══ Source data

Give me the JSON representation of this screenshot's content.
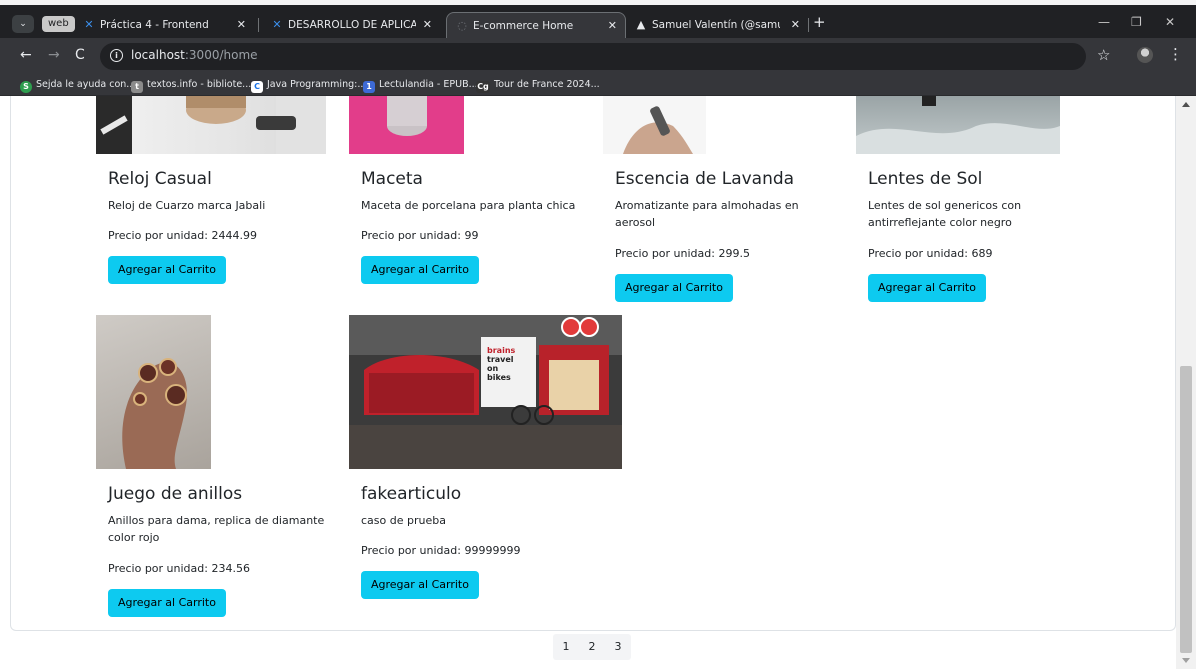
{
  "browser": {
    "workspace_label": "web",
    "tabs": [
      {
        "title": "Práctica 4 - Frontend",
        "close": "✕"
      },
      {
        "title": "DESARROLLO DE APLICACIONES",
        "close": "✕"
      },
      {
        "title": "E-commerce Home",
        "close": "✕"
      },
      {
        "title": "Samuel Valentín (@samuel_vale",
        "close": "✕"
      }
    ],
    "new_tab": "+",
    "url_host": "localhost",
    "url_path": ":3000/home",
    "bookmarks": [
      {
        "label": "Sejda le ayuda con...",
        "icon": "S",
        "color": "#2e9e4f"
      },
      {
        "label": "textos.info - bibliote...",
        "icon": "t",
        "color": "#8b8b8b"
      },
      {
        "label": "Java Programming:...",
        "icon": "C",
        "color": "#1a73e8"
      },
      {
        "label": "Lectulandia - EPUB...",
        "icon": "1",
        "color": "#3d6ad6"
      },
      {
        "label": "Tour de France 2024...",
        "icon": "Cg",
        "color": "#333333"
      }
    ]
  },
  "products": [
    {
      "name": "Reloj Casual",
      "description": "Reloj de Cuarzo marca Jabali",
      "price_label": "Precio por unidad: 2444.99",
      "button": "Agregar al Carrito"
    },
    {
      "name": "Maceta",
      "description": "Maceta de porcelana para planta chica",
      "price_label": "Precio por unidad: 99",
      "button": "Agregar al Carrito"
    },
    {
      "name": "Escencia de Lavanda",
      "description": "Aromatizante para almohadas en aerosol",
      "price_label": "Precio por unidad: 299.5",
      "button": "Agregar al Carrito"
    },
    {
      "name": "Lentes de Sol",
      "description": "Lentes de sol genericos con antirreflejante color negro",
      "price_label": "Precio por unidad: 689",
      "button": "Agregar al Carrito"
    },
    {
      "name": "Juego de anillos",
      "description": "Anillos para dama, replica de diamante color rojo",
      "price_label": "Precio por unidad: 234.56",
      "button": "Agregar al Carrito"
    },
    {
      "name": "fakearticulo",
      "description": "caso de prueba",
      "price_label": "Precio por unidad: 99999999",
      "button": "Agregar al Carrito",
      "image_sign": [
        "brains",
        "travel",
        "on",
        "bikes"
      ]
    }
  ],
  "pagination": [
    "1",
    "2",
    "3"
  ],
  "colors": {
    "button": "#0dcaf0",
    "chrome_dark": "#202124",
    "toolbar": "#35363a"
  }
}
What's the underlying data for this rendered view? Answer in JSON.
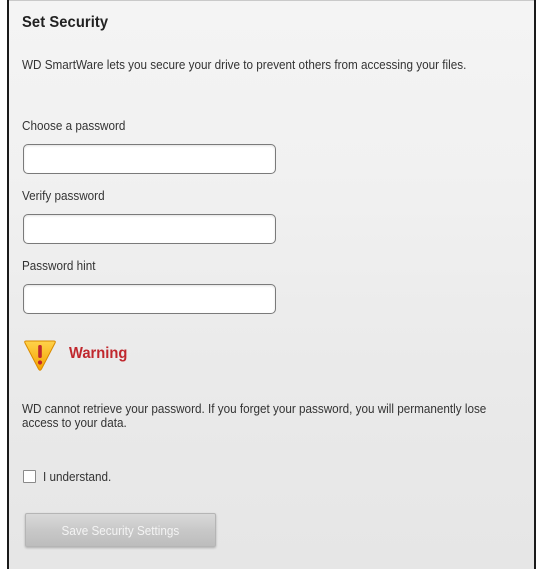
{
  "title": "Set Security",
  "intro": "WD SmartWare lets you secure your drive to prevent others from accessing your files.",
  "fields": {
    "password": {
      "label": "Choose a password",
      "value": ""
    },
    "verify": {
      "label": "Verify password",
      "value": ""
    },
    "hint": {
      "label": "Password hint",
      "value": ""
    }
  },
  "warning": {
    "icon": "warning-triangle-icon",
    "title": "Warning",
    "text": "WD cannot retrieve your password. If you forget your password, you will permanently lose access to your data.",
    "color": "#c0272d"
  },
  "understand": {
    "label": "I understand.",
    "checked": false
  },
  "save_button": "Save Security Settings"
}
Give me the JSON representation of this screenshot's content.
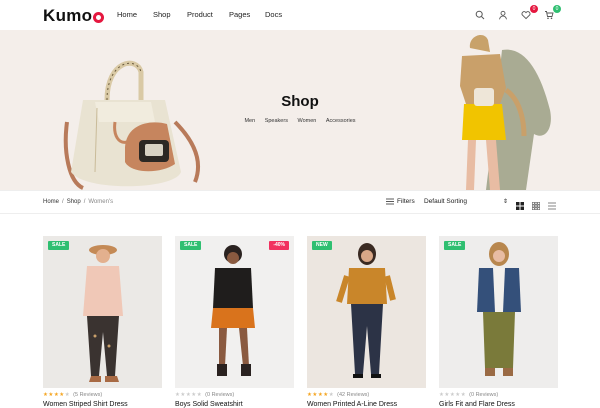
{
  "header": {
    "logo": "Kumo",
    "nav": [
      "Home",
      "Shop",
      "Product",
      "Pages",
      "Docs"
    ],
    "wishlist_count": "0",
    "cart_count": "0"
  },
  "hero": {
    "title": "Shop",
    "links": [
      "Men",
      "Speakers",
      "Women",
      "Accessories"
    ]
  },
  "breadcrumb": [
    "Home",
    "Shop",
    "Women's"
  ],
  "toolbar": {
    "filters_label": "Filters",
    "sort_label": "Default Sorting"
  },
  "products": [
    {
      "tag": "SALE",
      "tag2": "",
      "reviews": "(5 Reviews)",
      "stars": 4,
      "name": "Women Striped Shirt Dress",
      "bg": "#ebe9e6"
    },
    {
      "tag": "SALE",
      "tag2": "-40%",
      "reviews": "(0 Reviews)",
      "stars": 0,
      "name": "Boys Solid Sweatshirt",
      "bg": "#f1f0ef"
    },
    {
      "tag": "NEW",
      "tag2": "",
      "reviews": "(42 Reviews)",
      "stars": 4,
      "name": "Women Printed A-Line Dress",
      "bg": "#ece6e0"
    },
    {
      "tag": "SALE",
      "tag2": "",
      "reviews": "(0 Reviews)",
      "stars": 0,
      "name": "Girls Fit and Flare Dress",
      "bg": "#eeedec"
    }
  ],
  "colors": {
    "sale": "#2fbf71",
    "new": "#2fbf71",
    "discount": "#f1315f",
    "star": "#f5a623",
    "brand": "#e5173f"
  }
}
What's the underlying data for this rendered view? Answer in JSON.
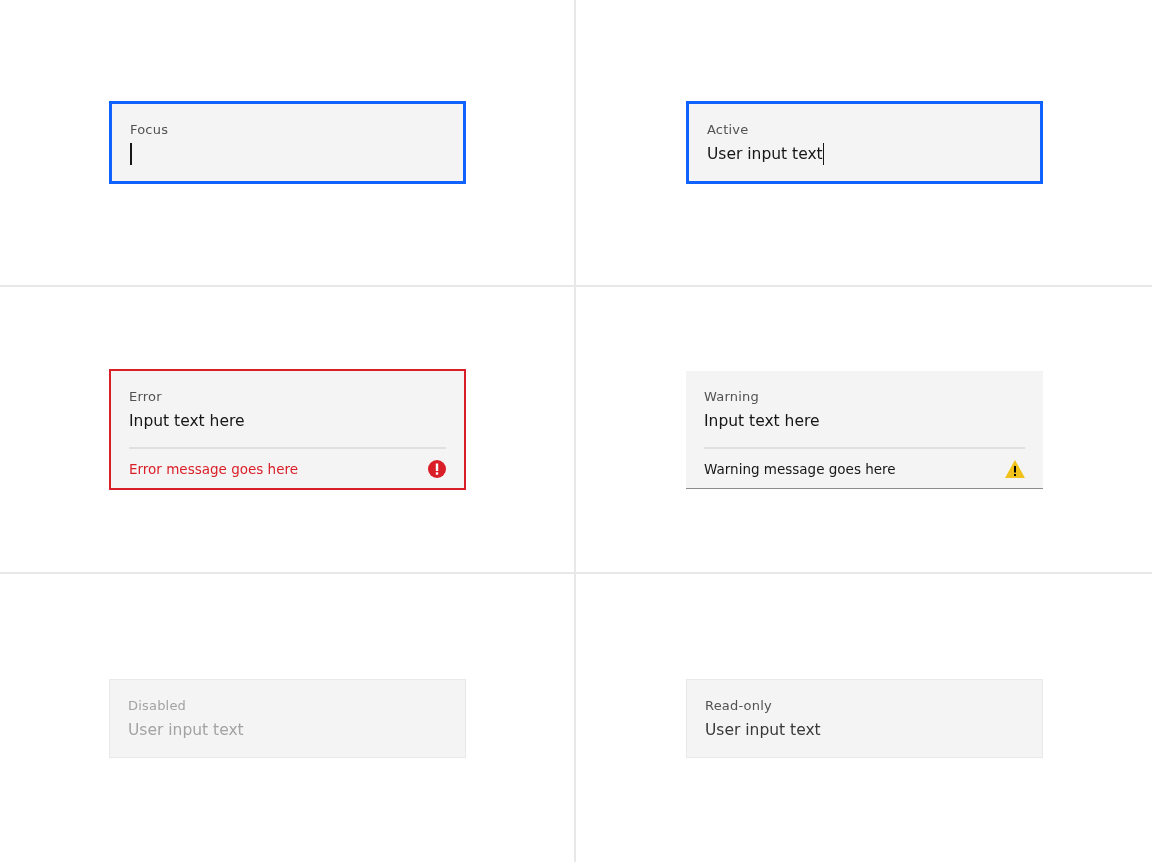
{
  "fields": [
    {
      "kind": "focus",
      "label": "Focus",
      "cursor": true
    },
    {
      "kind": "active",
      "label": "Active",
      "value": "User input text",
      "cursor": true
    },
    {
      "kind": "error",
      "label": "Error",
      "value": "Input text here",
      "message": "Error message goes here",
      "cursor": false
    },
    {
      "kind": "warning",
      "label": "Warning",
      "value": "Input text here",
      "message": "Warning message goes here",
      "cursor": false
    },
    {
      "kind": "disabled",
      "label": "Disabled",
      "value": "User input text",
      "cursor": false
    },
    {
      "kind": "readonly",
      "label": "Read-only",
      "value": "User input text",
      "cursor": false
    }
  ]
}
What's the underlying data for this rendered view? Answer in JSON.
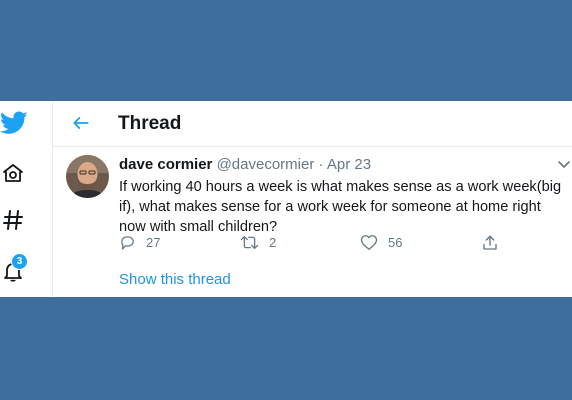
{
  "header": {
    "title": "Thread"
  },
  "nav": {
    "notifications_badge": "3"
  },
  "tweet": {
    "author": "dave cormier",
    "handle": "@davecormier",
    "separator": "·",
    "date": "Apr 23",
    "text": "If working 40 hours a week is what makes sense as a work week(big if), what makes sense for a work week for someone at home right now with small children?",
    "replies": "27",
    "retweets": "2",
    "likes": "56"
  },
  "show_thread_label": "Show this thread",
  "colors": {
    "accent": "#1da1f2",
    "background": "#3e6f9c",
    "text": "#14171a",
    "secondary": "#657786"
  }
}
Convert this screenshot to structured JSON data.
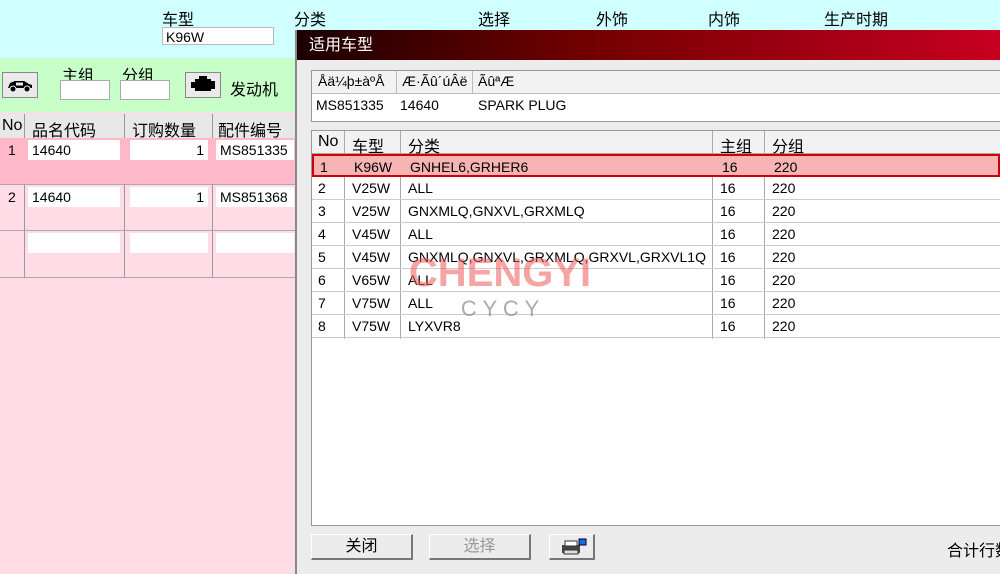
{
  "header": {
    "labels": [
      "车型",
      "分类",
      "选择",
      "外饰",
      "内饰",
      "生产时期"
    ],
    "vehicle_value": "K96W"
  },
  "left_panel": {
    "toolbar": {
      "main_group_label": "主组",
      "sub_group_label": "分组",
      "engine_label": "发动机"
    },
    "columns": [
      "No",
      "品名代码",
      "订购数量",
      "配件编号"
    ],
    "rows": [
      {
        "no": "1",
        "code": "14640",
        "qty": "1",
        "part": "MS851335"
      },
      {
        "no": "2",
        "code": "14640",
        "qty": "1",
        "part": "MS851368"
      }
    ]
  },
  "dialog": {
    "title": "适用车型",
    "info_headers": [
      "Åä¼þ±àºÅ",
      "Æ·Ãû´úÂë",
      "ÃûªÆ"
    ],
    "info_values": [
      "MS851335",
      "14640",
      "SPARK PLUG"
    ],
    "columns": [
      "No",
      "车型",
      "分类",
      "主组",
      "分组"
    ],
    "rows": [
      {
        "no": "1",
        "model": "K96W",
        "category": "GNHEL6,GRHER6",
        "main": "16",
        "sub": "220"
      },
      {
        "no": "2",
        "model": "V25W",
        "category": "ALL",
        "main": "16",
        "sub": "220"
      },
      {
        "no": "3",
        "model": "V25W",
        "category": "GNXMLQ,GNXVL,GRXMLQ",
        "main": "16",
        "sub": "220"
      },
      {
        "no": "4",
        "model": "V45W",
        "category": "ALL",
        "main": "16",
        "sub": "220"
      },
      {
        "no": "5",
        "model": "V45W",
        "category": "GNXMLQ,GNXVL,GRXMLQ,GRXVL,GRXVL1Q",
        "main": "16",
        "sub": "220"
      },
      {
        "no": "6",
        "model": "V65W",
        "category": "ALL",
        "main": "16",
        "sub": "220"
      },
      {
        "no": "7",
        "model": "V75W",
        "category": "ALL",
        "main": "16",
        "sub": "220"
      },
      {
        "no": "8",
        "model": "V75W",
        "category": "LYXVR8",
        "main": "16",
        "sub": "220"
      }
    ],
    "selected_row": 0,
    "buttons": {
      "close": "关闭",
      "select": "选择"
    },
    "total_label": "合计行数"
  },
  "watermark": {
    "line1": "CHENGYI",
    "line2": "C Y C Y"
  },
  "icons": {
    "car": "car-icon",
    "engine": "engine-icon",
    "print": "printer-icon"
  },
  "colors": {
    "title_bar": "#c80020",
    "selected_row": "#f8b4b4",
    "toolbar_bg": "#c8ffc8",
    "header_bg": "#cfffff",
    "body_bg": "#ffdce6"
  }
}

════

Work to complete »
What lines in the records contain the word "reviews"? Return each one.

Problem solution »
      "reviews": "(5 Reviews)",
      "reviews": "(0 Reviews)",
      "reviews": "(42 Reviews)",
      "reviews": "(0 Reviews)",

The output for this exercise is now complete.